You’ve probably heard the expression, “Fall is for Planting,” and it’s true. The cooler Autumn months are the best time to plant many trees and shrubs. At this time of the year, the soil is still warm, but the temperatures are cool. There is less of a threat to plants from pests and disease and there is less of a chance that new plants will be stressed by a lack of water. The roots of trees and shrubs planted in the fall are better prepared to start growing in the spring and those deeper, more established, roots are better able to handle drought when summer comes.
When planting trees and shrubs at any time of the year, choose species that are native to our part of the country. Native plants are part of the local ecosystem and are a crucial part of the food chain that support the birds, bees, butterflies, and other pollinators that inhabit our yards and gardens. Native plants are both beautiful and easier to maintain than non-native plants, which are less adapted to growing here.

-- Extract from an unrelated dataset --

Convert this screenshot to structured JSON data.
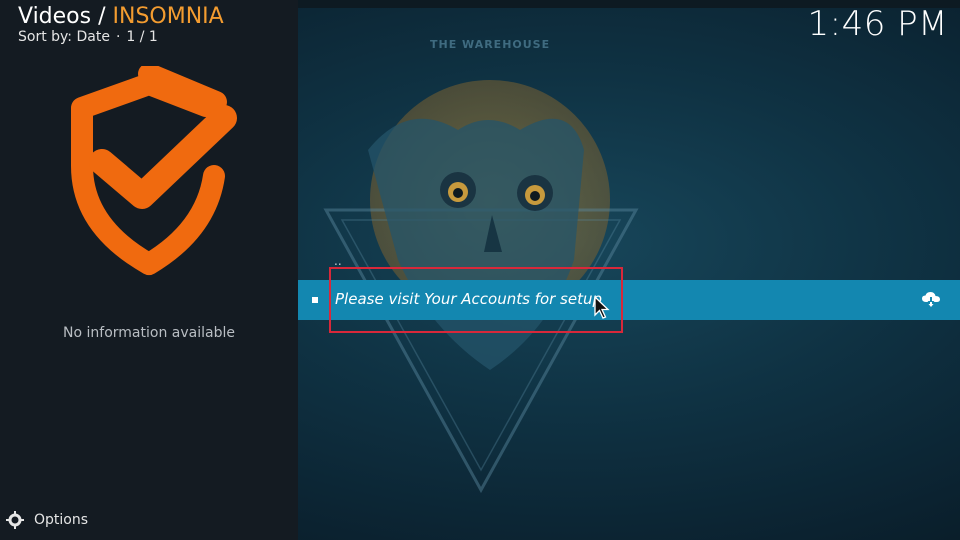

So what to plant? Here is a list of some of the very best native trees and shrubs that benefit birds in two very important ways: these species all serve as a host plant for the insects and caterpillars that all birds need to feed their young in the spring, and they also provide nuts or berries that birds eat at other times of the year.
- Large Deciduous Trees: Oaks, Black Cherry, River Birch, Red Maple, Black Gum
- Smaller Flowering Trees: Flowering Dogwood, Pagoda Dogwood, American Plum, Choke or Pin Cherry, Crabapple
- Large Evergreens: American Holly, Eastern Red Cedar, Eastern White Pine
- Shrubs: Serviceberry, Red or Black Chokeberry, Gray/Silky/Redosier Dogwood, Winterberry, Inkberry, Bayberry, Elderberry, Blueberry, Spicebush, Arrowwood Viburnum
For more specific information on how native plants are crucial for the survival of birds, read Doug Tallamy’s book, Bringing Nature Home, which the Borough’s Bird Town Committee offers for sale. For more extensive lists of native plants that benefit birds and pollinators, check out the resources available on the Bird Town Organization page.
Written by Tom Price, Bird Town Program